By Alex Kozora
Throughout the rest of the offseason, we’ll examine specific plays from the Pittsburgh Steelers 2013 season. We won’t be focusing so much on individual play, though that inevitably comes with any breakdown, but instead, we will focus on concepts used in the pro game to show not just what happened, but why it happened.
This will be an X’s and O’s series focusing on both sides of the ball. The good and bad of the Steelers of last season.
Coverage: Cover 1
Result: 10 yard gain, first down
We’ll look at another route combination, one slightly less specific, in today’s film session. How the New England Patriots defeated man coverage with a “man beater” against the Steelers in Week 9.
3rd and 6, empty set for the Patriots. 3×2 formation. Steelers are in dime. With three receivers to a side, a defense has to play some form of off coverage. Even though it isn’t the team’s style anyway, all three corners can’t be rolled up to the line. If they do, they’re at risk of getting picked off by combination routes (think slant/flat).
The route concept consists of: #1 running a crosser, #2 down the seam, and #3 to the flats. Remember receivers are listed in order numerically from the outside working in.

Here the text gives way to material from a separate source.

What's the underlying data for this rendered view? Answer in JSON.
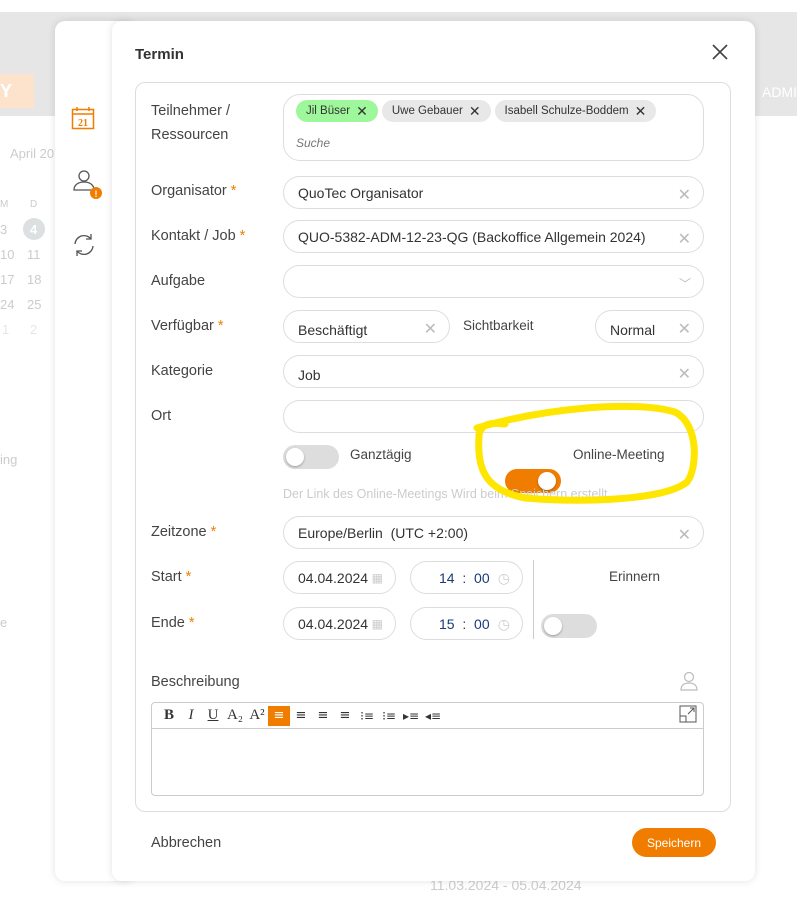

The Steelers, as alluded to, are in man coverage. The pass is thrown to Aaron Dobson, the #1, on the crosser. Here’s the issue for William Gay in coverage. He’s in off coverage because of the bunched formation. With Dobson running shallow, it creates natural separation against the off corner. Although the #2 doesn’t really get in the way, he does act as a slight buffer against Gay while running down the seam.
It’s an easy completion for Tom Brady and a ten yard pickup.

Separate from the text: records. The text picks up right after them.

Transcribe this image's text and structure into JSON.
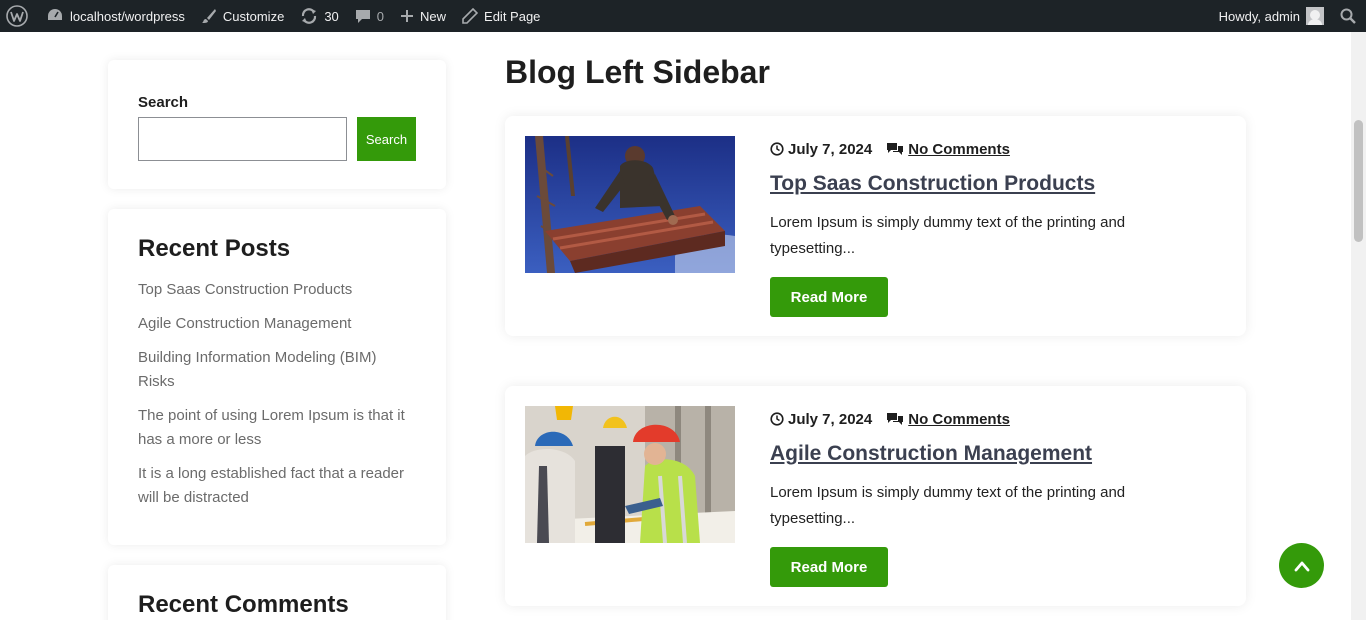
{
  "adminbar": {
    "site": "localhost/wordpress",
    "customize": "Customize",
    "updates": "30",
    "comments": "0",
    "new": "New",
    "edit": "Edit Page",
    "howdy": "Howdy, admin"
  },
  "sidebar": {
    "search_label": "Search",
    "search_value": "",
    "search_button": "Search",
    "recent_title": "Recent Posts",
    "recent_posts": [
      "Top Saas Construction Products",
      "Agile Construction Management",
      "Building Information Modeling (BIM) Risks",
      "The point of using Lorem Ipsum is that it has a more or less",
      "It is a long established fact that a reader will be distracted"
    ],
    "comments_title": "Recent Comments"
  },
  "main": {
    "title": "Blog Left Sidebar",
    "posts": [
      {
        "date": "July 7, 2024",
        "comments": "No Comments",
        "title": "Top Saas Construction Products",
        "excerpt": "Lorem Ipsum is simply dummy text of the printing and typesetting...",
        "button": "Read More"
      },
      {
        "date": "July 7, 2024",
        "comments": "No Comments",
        "title": "Agile Construction Management",
        "excerpt": "Lorem Ipsum is simply dummy text of the printing and typesetting...",
        "button": "Read More"
      }
    ]
  },
  "colors": {
    "accent": "#349a0a",
    "adminbar": "#1d2327"
  }
}
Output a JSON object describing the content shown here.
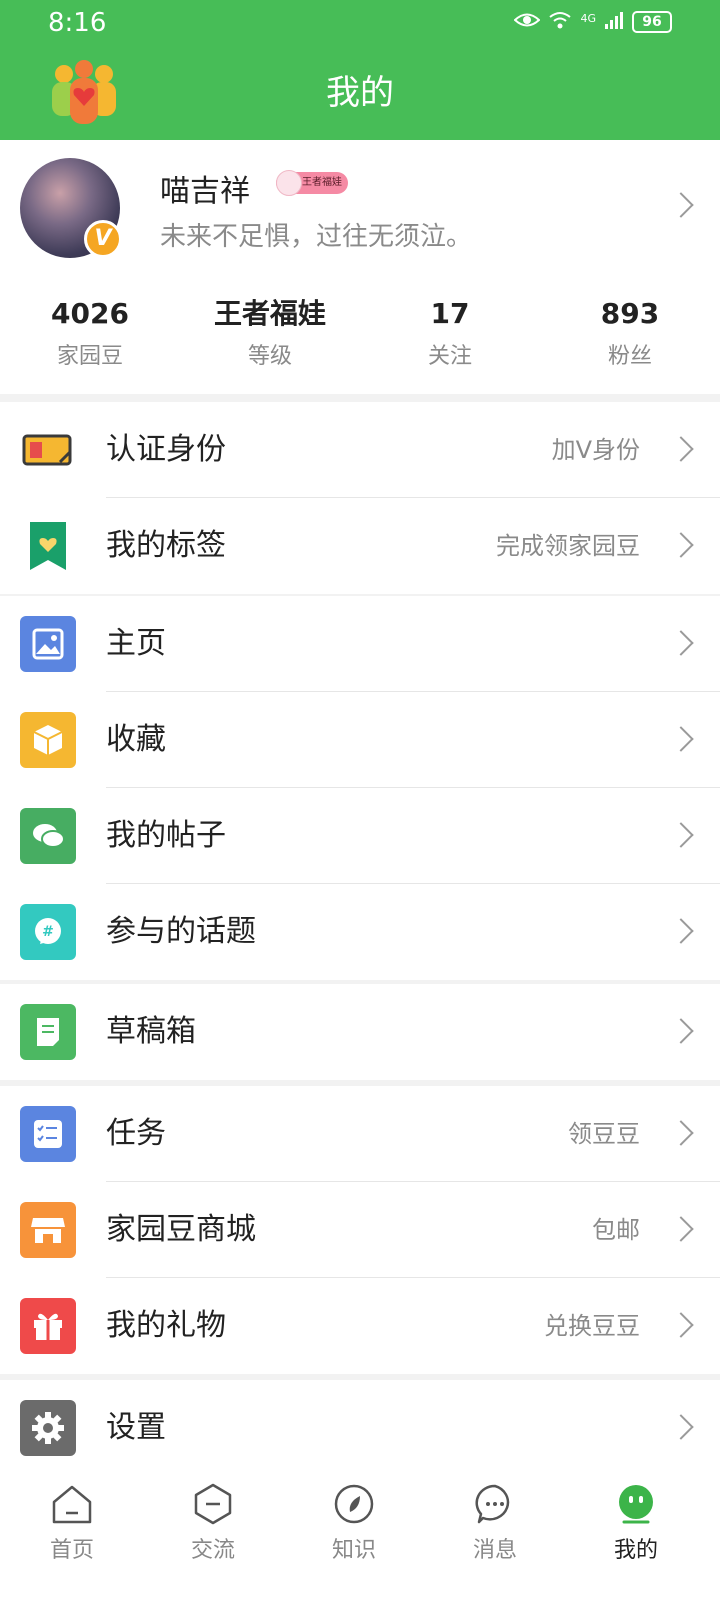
{
  "status_bar": {
    "time": "8:16",
    "network": "4G",
    "battery": "96"
  },
  "header": {
    "title": "我的"
  },
  "profile": {
    "name": "喵吉祥",
    "level_badge": "王者福娃",
    "signature": "未来不足惧，过往无须泣。",
    "verified_badge": "V"
  },
  "stats": [
    {
      "value": "4026",
      "label": "家园豆"
    },
    {
      "value": "王者福娃",
      "label": "等级"
    },
    {
      "value": "17",
      "label": "关注"
    },
    {
      "value": "893",
      "label": "粉丝"
    }
  ],
  "menu_groups": [
    [
      {
        "label": "认证身份",
        "sub": "加V身份",
        "icon": "id-card-icon"
      },
      {
        "label": "我的标签",
        "sub": "完成领家园豆",
        "icon": "bookmark-heart-icon"
      }
    ],
    [
      {
        "label": "主页",
        "sub": "",
        "icon": "image-icon"
      },
      {
        "label": "收藏",
        "sub": "",
        "icon": "box-icon"
      },
      {
        "label": "我的帖子",
        "sub": "",
        "icon": "chat-bubbles-icon"
      },
      {
        "label": "参与的话题",
        "sub": "",
        "icon": "hashtag-icon"
      }
    ],
    [
      {
        "label": "草稿箱",
        "sub": "",
        "icon": "draft-icon"
      }
    ],
    [
      {
        "label": "任务",
        "sub": "领豆豆",
        "icon": "task-list-icon"
      },
      {
        "label": "家园豆商城",
        "sub": "包邮",
        "icon": "shop-icon"
      },
      {
        "label": "我的礼物",
        "sub": "兑换豆豆",
        "icon": "gift-icon"
      }
    ],
    [
      {
        "label": "设置",
        "sub": "",
        "icon": "gear-icon"
      }
    ]
  ],
  "tabbar": [
    {
      "label": "首页",
      "icon": "home-icon"
    },
    {
      "label": "交流",
      "icon": "exchange-icon"
    },
    {
      "label": "知识",
      "icon": "knowledge-icon"
    },
    {
      "label": "消息",
      "icon": "message-icon"
    },
    {
      "label": "我的",
      "icon": "profile-face-icon",
      "active": true
    }
  ],
  "colors": {
    "brand_green": "#47bd57",
    "active_tab": "#3cb449"
  }
}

There’s no secret here. In this instance, the Patriots know how the defense has to react to a three receiver side with some bunching. Force the off coverage and run an underneath route to exploit it. Results in an easy gain and New England moving the sticks on 3rd down.
The best way to counter? Instead of playing true man, switch to zone and “pattern read.” Still a concept I’m learning about but it’s basically matchup man coverage, similar to basketball. Reading the releases and routes of each receiver determines who you match up with. Perhaps instead of Gay being responsible for the crosser, he carries anything vertically – like the seam route of the #2. One of the underneath corners, like Shamarko Thomas, can pass him off and look for an underneath route. It isn’t easy to handle those types of combination routes, but man coverage in this situation has little success rate.

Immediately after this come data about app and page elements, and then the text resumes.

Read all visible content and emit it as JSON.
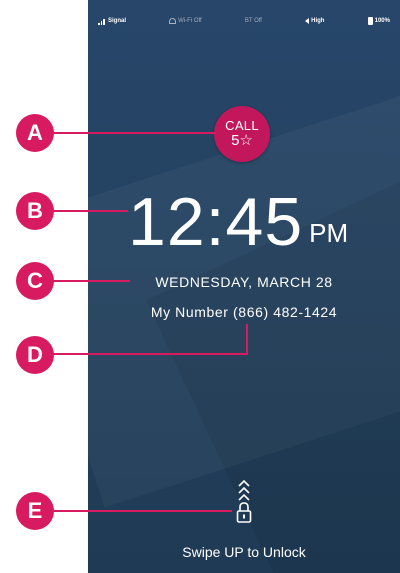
{
  "status_bar": {
    "signal_label": "Signal",
    "wifi_label": "Wi-Fi Off",
    "bt_label": "BT Off",
    "volume_label": "High",
    "battery_label": "100%"
  },
  "call_button": {
    "label": "CALL",
    "number": "5☆"
  },
  "clock": {
    "time": "12:45",
    "ampm": "PM",
    "date": "WEDNESDAY, MARCH 28"
  },
  "my_number": "My Number (866) 482-1424",
  "unlock": {
    "swipe_label": "Swipe UP to Unlock"
  },
  "callouts": {
    "a": "A",
    "b": "B",
    "c": "C",
    "d": "D",
    "e": "E"
  },
  "colors": {
    "callout": "#d81b60",
    "call_button": "#c2185b",
    "screen_bg": "#24425f"
  }
}
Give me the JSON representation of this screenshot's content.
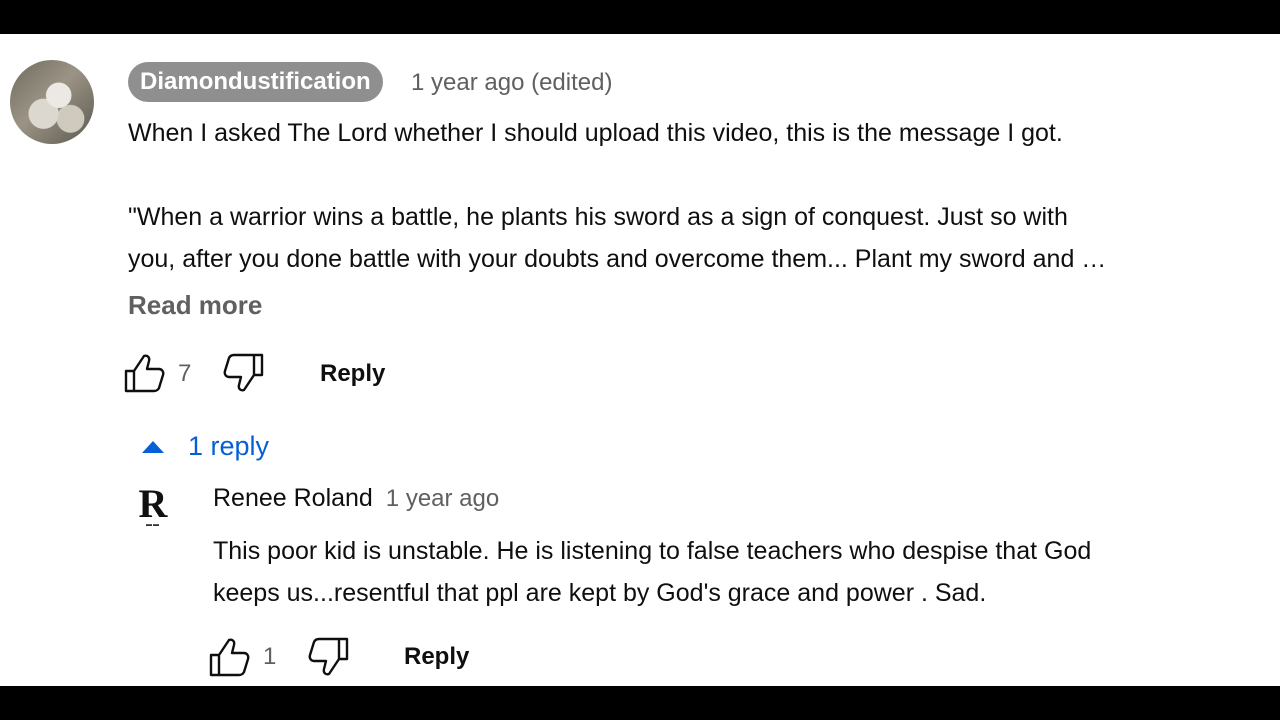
{
  "comment": {
    "author": "Diamondustification",
    "timestamp": "1 year ago (edited)",
    "lines": [
      "When I asked The Lord whether I should upload this video, this is the message I got.",
      "",
      "\"When a warrior wins a battle, he plants his sword as a sign of conquest. Just so with",
      "you, after you done battle with your doubts and overcome them... Plant my sword and …"
    ],
    "read_more": "Read more",
    "likes": "7",
    "reply_label": "Reply"
  },
  "replies_toggle": {
    "label": "1 reply",
    "icon": "caret-up-icon",
    "color": "#065fd4"
  },
  "reply": {
    "author": "Renee Roland",
    "timestamp": "1 year ago",
    "lines": [
      "This poor kid is unstable.  He is listening to false teachers who despise that God",
      "keeps us...resentful that ppl are kept by God's grace and power .  Sad."
    ],
    "avatar_letter": "R",
    "likes": "1",
    "reply_label": "Reply"
  }
}
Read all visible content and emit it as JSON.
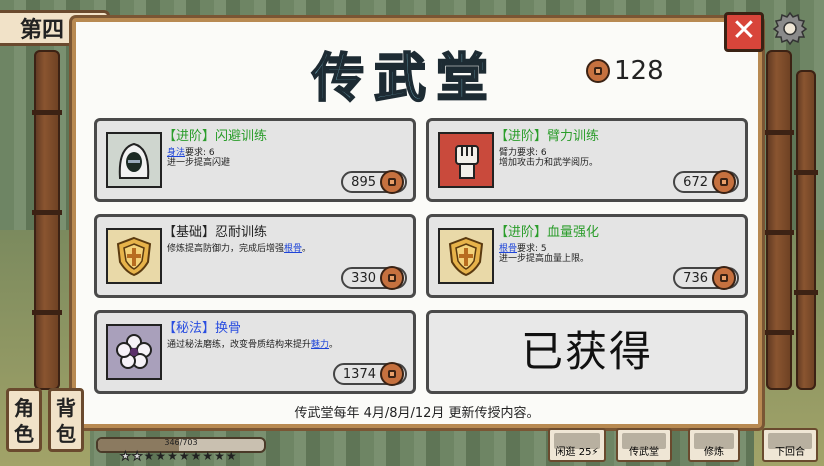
{
  "chapter": {
    "label": "第四"
  },
  "title": "传武堂",
  "coins": "128",
  "cards": [
    {
      "tag": "【进阶】",
      "name": "闪避训练",
      "tag_color": "#2b9d2b",
      "req_link": "身法",
      "req_text": "要求: 6",
      "desc": "进一步提高闪避",
      "desc_link": "",
      "desc_tail": "",
      "price": "895",
      "icon": "hooded-figure-icon"
    },
    {
      "tag": "【进阶】",
      "name": "臂力训练",
      "tag_color": "#2b9d2b",
      "req_link": "",
      "req_text": "臂力要求: 6",
      "desc": "增加攻击力和武学阅历。",
      "desc_link": "",
      "desc_tail": "",
      "price": "672",
      "icon": "fist-icon"
    },
    {
      "tag": "【基础】",
      "name": "忍耐训练",
      "tag_color": "#222222",
      "req_link": "",
      "req_text": "",
      "desc": "修炼提高防御力，完成后增强",
      "desc_link": "根骨",
      "desc_tail": "。",
      "price": "330",
      "icon": "shield-icon"
    },
    {
      "tag": "【进阶】",
      "name": "血量强化",
      "tag_color": "#2b9d2b",
      "req_link": "根骨",
      "req_text": "要求: 5",
      "desc": "进一步提高血量上限。",
      "desc_link": "",
      "desc_tail": "",
      "price": "736",
      "icon": "shield-icon"
    },
    {
      "tag": "【秘法】",
      "name": "换骨",
      "tag_color": "#2a4ee0",
      "req_link": "",
      "req_text": "",
      "desc": "通过秘法磨练，改变骨质结构来提升",
      "desc_link": "魅力",
      "desc_tail": "。",
      "price": "1374",
      "icon": "flower-icon"
    }
  ],
  "acquired_label": "已获得",
  "footer": "传武堂每年 4月/8月/12月 更新传授内容。",
  "side_buttons": [
    {
      "label": "角色"
    },
    {
      "label": "背包"
    }
  ],
  "exp": {
    "text": "346/703",
    "fraction": 0.49
  },
  "stars": {
    "filled": 8,
    "total": 10
  },
  "bottom_buttons": [
    {
      "label": "闲逛",
      "extra": "25⚡"
    },
    {
      "label": "传武堂"
    },
    {
      "label": "修炼"
    },
    {
      "label": "下回合"
    }
  ],
  "colors": {
    "title": "#88d0e4",
    "close": "#d8453a",
    "panel_border": "#b88a52",
    "coin": "#c6713f"
  }
}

Previous Film Room Sessions
Putting Pressure On Rookies
Facing The 46 Defense
Fake Wide Receiver Screen
The Steve McLendon Myth
Cover 2 Man
Cover 1 And Forced Throws
Slant Flat In Red Zone
Zone Blocking Scheme
Scrape Concept Versus The Read Option
Antonio Brown The Decoy
Sugaring The “A” Gaps
Running The Mesh
Curl Flat Versus Cover Three
The Tare Route
Reading Hats On The Goalline
G Lead Concept
Using Window Dressing